<<<<

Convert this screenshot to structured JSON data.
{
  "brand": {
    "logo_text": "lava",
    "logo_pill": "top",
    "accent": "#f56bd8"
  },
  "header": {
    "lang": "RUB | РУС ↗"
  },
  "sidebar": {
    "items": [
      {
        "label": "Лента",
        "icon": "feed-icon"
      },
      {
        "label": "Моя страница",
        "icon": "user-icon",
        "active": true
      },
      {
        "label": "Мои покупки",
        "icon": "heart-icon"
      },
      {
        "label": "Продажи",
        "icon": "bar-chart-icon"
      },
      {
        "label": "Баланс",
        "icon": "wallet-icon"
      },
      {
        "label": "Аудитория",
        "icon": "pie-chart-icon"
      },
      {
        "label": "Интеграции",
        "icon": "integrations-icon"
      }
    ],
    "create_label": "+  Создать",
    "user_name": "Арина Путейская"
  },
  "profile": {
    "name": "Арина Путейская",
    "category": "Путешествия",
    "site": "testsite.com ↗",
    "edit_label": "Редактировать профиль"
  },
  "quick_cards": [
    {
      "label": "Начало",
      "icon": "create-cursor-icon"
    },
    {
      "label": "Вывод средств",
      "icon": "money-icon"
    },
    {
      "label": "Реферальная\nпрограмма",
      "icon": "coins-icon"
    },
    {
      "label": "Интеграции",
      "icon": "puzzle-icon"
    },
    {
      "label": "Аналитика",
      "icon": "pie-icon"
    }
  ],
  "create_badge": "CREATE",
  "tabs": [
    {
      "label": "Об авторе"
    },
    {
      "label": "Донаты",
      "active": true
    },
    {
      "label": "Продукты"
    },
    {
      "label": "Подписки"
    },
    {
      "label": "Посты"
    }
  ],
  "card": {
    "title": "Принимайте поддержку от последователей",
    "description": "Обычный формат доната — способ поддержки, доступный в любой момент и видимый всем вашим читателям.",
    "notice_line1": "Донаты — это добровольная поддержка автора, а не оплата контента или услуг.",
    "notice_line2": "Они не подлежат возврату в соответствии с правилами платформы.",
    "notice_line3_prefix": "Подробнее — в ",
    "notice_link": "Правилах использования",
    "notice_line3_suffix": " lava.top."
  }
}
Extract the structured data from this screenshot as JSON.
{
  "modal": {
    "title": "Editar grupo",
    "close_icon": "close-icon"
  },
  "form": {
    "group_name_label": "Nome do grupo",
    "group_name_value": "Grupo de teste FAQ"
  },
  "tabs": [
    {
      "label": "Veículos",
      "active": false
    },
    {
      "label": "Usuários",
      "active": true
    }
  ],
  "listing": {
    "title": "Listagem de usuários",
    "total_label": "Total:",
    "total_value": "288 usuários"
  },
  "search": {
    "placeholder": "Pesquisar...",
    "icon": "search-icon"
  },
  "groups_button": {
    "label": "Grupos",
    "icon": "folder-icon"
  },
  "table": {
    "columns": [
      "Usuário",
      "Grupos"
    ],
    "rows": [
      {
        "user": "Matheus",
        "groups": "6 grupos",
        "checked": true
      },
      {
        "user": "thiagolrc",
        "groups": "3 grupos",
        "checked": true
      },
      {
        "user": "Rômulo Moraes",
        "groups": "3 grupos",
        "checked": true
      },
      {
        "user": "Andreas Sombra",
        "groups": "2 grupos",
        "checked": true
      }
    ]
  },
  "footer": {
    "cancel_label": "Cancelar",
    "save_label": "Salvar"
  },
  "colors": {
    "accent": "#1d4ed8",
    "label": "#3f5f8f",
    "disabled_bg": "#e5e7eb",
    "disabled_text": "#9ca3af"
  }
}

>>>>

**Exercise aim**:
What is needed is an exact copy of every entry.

**Solution to the problem**:
Convert this screenshot to structured JSON data.
{
  "brand": {
    "logo_text": "lava",
    "logo_pill": "top",
    "accent": "#f56bd8"
  },
  "header": {
    "lang": "RUB | РУС ↗"
  },
  "sidebar": {
    "items": [
      {
        "label": "Лента",
        "icon": "feed-icon"
      },
      {
        "label": "Моя страница",
        "icon": "user-icon",
        "active": true
      },
      {
        "label": "Мои покупки",
        "icon": "heart-icon"
      },
      {
        "label": "Продажи",
        "icon": "bar-chart-icon"
      },
      {
        "label": "Баланс",
        "icon": "wallet-icon"
      },
      {
        "label": "Аудитория",
        "icon": "pie-chart-icon"
      },
      {
        "label": "Интеграции",
        "icon": "integrations-icon"
      }
    ],
    "create_label": "+  Создать",
    "user_name": "Арина Путейская"
  },
  "profile": {
    "name": "Арина Путейская",
    "category": "Путешествия",
    "site": "testsite.com ↗",
    "edit_label": "Редактировать профиль"
  },
  "quick_cards": [
    {
      "label": "Начало",
      "icon": "create-cursor-icon"
    },
    {
      "label": "Вывод средств",
      "icon": "money-icon"
    },
    {
      "label": "Реферальная\nпрограмма",
      "icon": "coins-icon"
    },
    {
      "label": "Интеграции",
      "icon": "puzzle-icon"
    },
    {
      "label": "Аналитика",
      "icon": "pie-icon"
    }
  ],
  "create_badge": "CREATE",
  "tabs": [
    {
      "label": "Об авторе"
    },
    {
      "label": "Донаты",
      "active": true
    },
    {
      "label": "Продукты"
    },
    {
      "label": "Подписки"
    },
    {
      "label": "Посты"
    }
  ],
  "card": {
    "title": "Принимайте поддержку от последователей",
    "description": "Обычный формат доната — способ поддержки, доступный в любой момент и видимый всем вашим читателям.",
    "notice_line1": "Донаты — это добровольная поддержка автора, а не оплата контента или услуг.",
    "notice_line2": "Они не подлежат возврату в соответствии с правилами платформы.",
    "notice_line3_prefix": "Подробнее — в ",
    "notice_link": "Правилах использования",
    "notice_line3_suffix": " lava.top."
  }
}
Extract the structured data from this screenshot as JSON.
{
  "modal": {
    "title": "Editar grupo",
    "close_icon": "close-icon"
  },
  "form": {
    "group_name_label": "Nome do grupo",
    "group_name_value": "Grupo de teste FAQ"
  },
  "tabs": [
    {
      "label": "Veículos",
      "active": false
    },
    {
      "label": "Usuários",
      "active": true
    }
  ],
  "listing": {
    "title": "Listagem de usuários",
    "total_label": "Total:",
    "total_value": "288 usuários"
  },
  "search": {
    "placeholder": "Pesquisar...",
    "icon": "search-icon"
  },
  "groups_button": {
    "label": "Grupos",
    "icon": "folder-icon"
  },
  "table": {
    "columns": [
      "Usuário",
      "Grupos"
    ],
    "rows": [
      {
        "user": "Matheus",
        "groups": "6 grupos",
        "checked": true
      },
      {
        "user": "thiagolrc",
        "groups": "3 grupos",
        "checked": true
      },
      {
        "user": "Rômulo Moraes",
        "groups": "3 grupos",
        "checked": true
      },
      {
        "user": "Andreas Sombra",
        "groups": "2 grupos",
        "checked": true
      }
    ]
  },
  "footer": {
    "cancel_label": "Cancelar",
    "save_label": "Salvar"
  },
  "colors": {
    "accent": "#1d4ed8",
    "label": "#3f5f8f",
    "disabled_bg": "#e5e7eb",
    "disabled_text": "#9ca3af"
  }
}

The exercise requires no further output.